However, there are many misconceptions and false stereotypes surrounding the millennial generation that you as a marketer should avoid indulging in.

Myth No. 1: Millennials are not loyal

Millennials have been labeled as tremendously picky consumers. On the contrary, millennials’ capacity for loyalty sometimes  surpasses that of the average Baby Boomer. According to Experian Marketing Services’ Mosaic USA, one segment described as older millennials with mid-scale incomes are actually 2.5 times more likely than the average consumer to want attention from brands, customer service, quality relationships and loyalty.

Myth No. 2: Millennials will only shop online

While millennials are definitely the most “plugged-in” generation, they have not abandoned traditional shopping. Millennials that fit the category of “young family,” are actually 84% more likely to shop traditionally in comparison to other generations. However, they do seek out experiences that involve a social experience. For example, Urban Outfitters, a retail clothing chain, has launched coffee shops within their major locations as a way of capitalizing on this trend.

Myth No. 3 : Millennials are cheap

Marketers worry that consumers ages 18-34 aren’t worth a significant portion of their budget. Despite spending less than the national average compared to their Gen X and Boomer counterparts, they’re actually obsessed with trying new products. Not only are millennials the largest group of consumers, they’re also characterized as being try-sumers. Millennials like discounts and loyalty programs, and will buy online and pick up in stores to save on shipping. In fact, according to Mosaic, younger up-and-coming singles living big-city lifestyles (known as the “urban edge” segment) are the most likely to use the internet to plan shopping trips and save on shipping, 85% more likely than the average consumer.

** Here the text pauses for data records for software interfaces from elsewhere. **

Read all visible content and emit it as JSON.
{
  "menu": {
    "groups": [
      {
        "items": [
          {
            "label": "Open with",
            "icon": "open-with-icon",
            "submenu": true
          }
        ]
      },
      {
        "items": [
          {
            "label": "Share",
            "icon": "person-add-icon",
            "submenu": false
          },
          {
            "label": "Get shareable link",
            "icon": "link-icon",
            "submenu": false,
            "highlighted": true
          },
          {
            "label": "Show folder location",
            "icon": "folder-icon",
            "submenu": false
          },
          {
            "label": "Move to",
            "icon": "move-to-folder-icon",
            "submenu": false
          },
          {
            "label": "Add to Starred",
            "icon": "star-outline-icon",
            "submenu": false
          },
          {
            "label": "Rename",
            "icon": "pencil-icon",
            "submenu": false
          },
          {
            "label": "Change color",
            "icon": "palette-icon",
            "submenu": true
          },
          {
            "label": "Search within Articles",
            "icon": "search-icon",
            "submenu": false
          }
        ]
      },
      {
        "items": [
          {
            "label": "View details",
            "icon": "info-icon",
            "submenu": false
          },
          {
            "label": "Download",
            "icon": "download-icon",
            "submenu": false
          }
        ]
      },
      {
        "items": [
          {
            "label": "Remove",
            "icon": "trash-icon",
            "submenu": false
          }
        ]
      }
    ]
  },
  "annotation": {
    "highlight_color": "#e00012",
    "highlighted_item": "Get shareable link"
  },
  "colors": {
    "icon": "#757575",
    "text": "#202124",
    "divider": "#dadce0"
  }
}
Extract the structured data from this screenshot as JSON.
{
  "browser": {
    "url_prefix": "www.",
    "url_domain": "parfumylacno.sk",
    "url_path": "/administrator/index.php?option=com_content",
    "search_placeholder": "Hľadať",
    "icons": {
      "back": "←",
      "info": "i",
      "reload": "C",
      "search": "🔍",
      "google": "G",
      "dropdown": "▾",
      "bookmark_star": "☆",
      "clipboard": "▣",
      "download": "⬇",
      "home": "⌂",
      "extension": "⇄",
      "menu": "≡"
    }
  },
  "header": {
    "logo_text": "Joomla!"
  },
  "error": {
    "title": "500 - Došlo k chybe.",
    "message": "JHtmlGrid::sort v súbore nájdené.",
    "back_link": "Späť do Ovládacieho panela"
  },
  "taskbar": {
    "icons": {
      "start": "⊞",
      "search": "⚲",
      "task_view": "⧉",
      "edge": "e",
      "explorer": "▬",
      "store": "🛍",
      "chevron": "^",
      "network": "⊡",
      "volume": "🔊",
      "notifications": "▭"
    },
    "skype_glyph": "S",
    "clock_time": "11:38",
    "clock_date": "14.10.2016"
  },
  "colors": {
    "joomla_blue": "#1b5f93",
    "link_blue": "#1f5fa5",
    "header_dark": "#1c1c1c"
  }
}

Marketing to millennials may involve new strategies including the segmenting the market and utilizing knowledge of the trends. Keep in mind the millennial love for value, innovation, and the incorporation of the web to their experiences.

 

Get further insight from the original article here.